The whole set peaked and dipped at exactly the right moments, with lush, emotive pieces such as Lost And Found, which featured an uber-cool pulsing wave emanating across pools of lava each time there was a clap in the track
ISAM Live: Beyond 3D was more than just the playing of Amon Tobin's latest album with some obligatory trippy visuals added. It was a clearly well-planned, deeply though-out project that intended to make ISAM an experience (even on subsequent listens at home without the stage setup) rather than simply an album. And it definitely achieved that.
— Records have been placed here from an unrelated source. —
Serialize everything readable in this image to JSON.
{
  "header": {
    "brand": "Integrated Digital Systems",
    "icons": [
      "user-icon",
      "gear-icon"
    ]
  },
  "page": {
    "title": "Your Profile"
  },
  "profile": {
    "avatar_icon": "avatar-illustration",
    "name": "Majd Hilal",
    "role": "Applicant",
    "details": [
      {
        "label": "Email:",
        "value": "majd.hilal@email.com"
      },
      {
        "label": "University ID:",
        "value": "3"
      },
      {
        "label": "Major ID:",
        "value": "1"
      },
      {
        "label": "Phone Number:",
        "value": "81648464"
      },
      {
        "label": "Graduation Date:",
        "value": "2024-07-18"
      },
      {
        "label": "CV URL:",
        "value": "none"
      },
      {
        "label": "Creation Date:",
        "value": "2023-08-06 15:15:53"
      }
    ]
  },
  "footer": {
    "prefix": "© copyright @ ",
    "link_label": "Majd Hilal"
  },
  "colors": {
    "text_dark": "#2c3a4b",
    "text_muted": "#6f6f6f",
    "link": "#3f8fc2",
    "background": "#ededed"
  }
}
Every single layer of sound, from the crushing kick drums to the eye-wobbling sub bass and crisp, clean, processed field recordings came to life through the Opera House's crystal clear system, while the giant “Tetris-game-on-acid-multiple-cubes-cage-of-death” had mind-bending visuals projected onto every surface of it, with even the most minute of details syncing up with some aspect of the music.
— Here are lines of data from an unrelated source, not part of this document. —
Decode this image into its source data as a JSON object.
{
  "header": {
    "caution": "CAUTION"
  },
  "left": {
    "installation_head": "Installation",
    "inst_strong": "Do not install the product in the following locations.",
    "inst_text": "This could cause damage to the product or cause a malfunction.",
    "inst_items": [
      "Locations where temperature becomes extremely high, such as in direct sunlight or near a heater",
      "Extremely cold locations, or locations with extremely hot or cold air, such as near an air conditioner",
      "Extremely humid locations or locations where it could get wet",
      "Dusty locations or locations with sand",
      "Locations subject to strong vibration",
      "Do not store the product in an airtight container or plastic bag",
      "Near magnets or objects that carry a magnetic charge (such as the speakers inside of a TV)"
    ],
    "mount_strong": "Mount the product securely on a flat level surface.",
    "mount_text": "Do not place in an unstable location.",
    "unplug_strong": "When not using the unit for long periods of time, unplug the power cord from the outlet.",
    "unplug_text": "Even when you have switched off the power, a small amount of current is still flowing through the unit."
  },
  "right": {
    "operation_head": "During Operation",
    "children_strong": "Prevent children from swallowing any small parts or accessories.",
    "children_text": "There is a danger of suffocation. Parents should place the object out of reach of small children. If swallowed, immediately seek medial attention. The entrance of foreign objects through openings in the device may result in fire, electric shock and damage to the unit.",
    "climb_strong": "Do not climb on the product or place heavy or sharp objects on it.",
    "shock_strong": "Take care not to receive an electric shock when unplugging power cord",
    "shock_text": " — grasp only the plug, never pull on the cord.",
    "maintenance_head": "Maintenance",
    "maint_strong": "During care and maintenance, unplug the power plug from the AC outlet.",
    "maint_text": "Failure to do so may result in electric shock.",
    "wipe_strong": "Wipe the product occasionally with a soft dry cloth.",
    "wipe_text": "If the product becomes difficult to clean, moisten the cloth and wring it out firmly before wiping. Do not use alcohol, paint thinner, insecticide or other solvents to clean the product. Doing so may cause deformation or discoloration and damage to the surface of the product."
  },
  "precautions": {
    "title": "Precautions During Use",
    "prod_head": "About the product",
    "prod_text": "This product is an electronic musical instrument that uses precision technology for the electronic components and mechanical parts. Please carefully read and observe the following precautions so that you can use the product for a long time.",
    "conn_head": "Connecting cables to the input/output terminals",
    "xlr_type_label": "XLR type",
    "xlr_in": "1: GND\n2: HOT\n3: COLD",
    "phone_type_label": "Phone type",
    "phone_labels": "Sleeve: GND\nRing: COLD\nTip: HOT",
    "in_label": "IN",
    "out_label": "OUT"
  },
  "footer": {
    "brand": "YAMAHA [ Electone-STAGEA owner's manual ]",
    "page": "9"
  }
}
Most of ISAM was played in the order it appears on the album, occasionally interspersed with older material, but regardless of its age, pretty much every track was heavily edited and reworked so as to give the performance a unique feeling. Journeyman opened the show beautifully, with a series of electrical sparks snaking up from the floor, simulating the show “powering up”, while Horsefish (Live Mix) rounded out the second encore in a flurry of plucked strings and cubes forming and collapsing until they crumbled and blew off stage, engulfed in blue flames. The whole set peaked and dipped at exactly the right moments, with lush, emotive pieces such as Lost And Found, which featured an uber-cool pulsing wave emanating across pools of lava each time there was a clap in the track, providing downtime between heavy monsters like Mass And Spring, complete with visuals of pounding hydraulic machinery every time the bass thundered through the speakers.
And if that wasn't enough, two encores, one of which was entirely comprised of Tobin DJing hard drum'n'bass (ten points for Limewax's One Of Them), meant nobody left feeling they didn't get their money's worth. The bar has been set for combined audio-visual shows.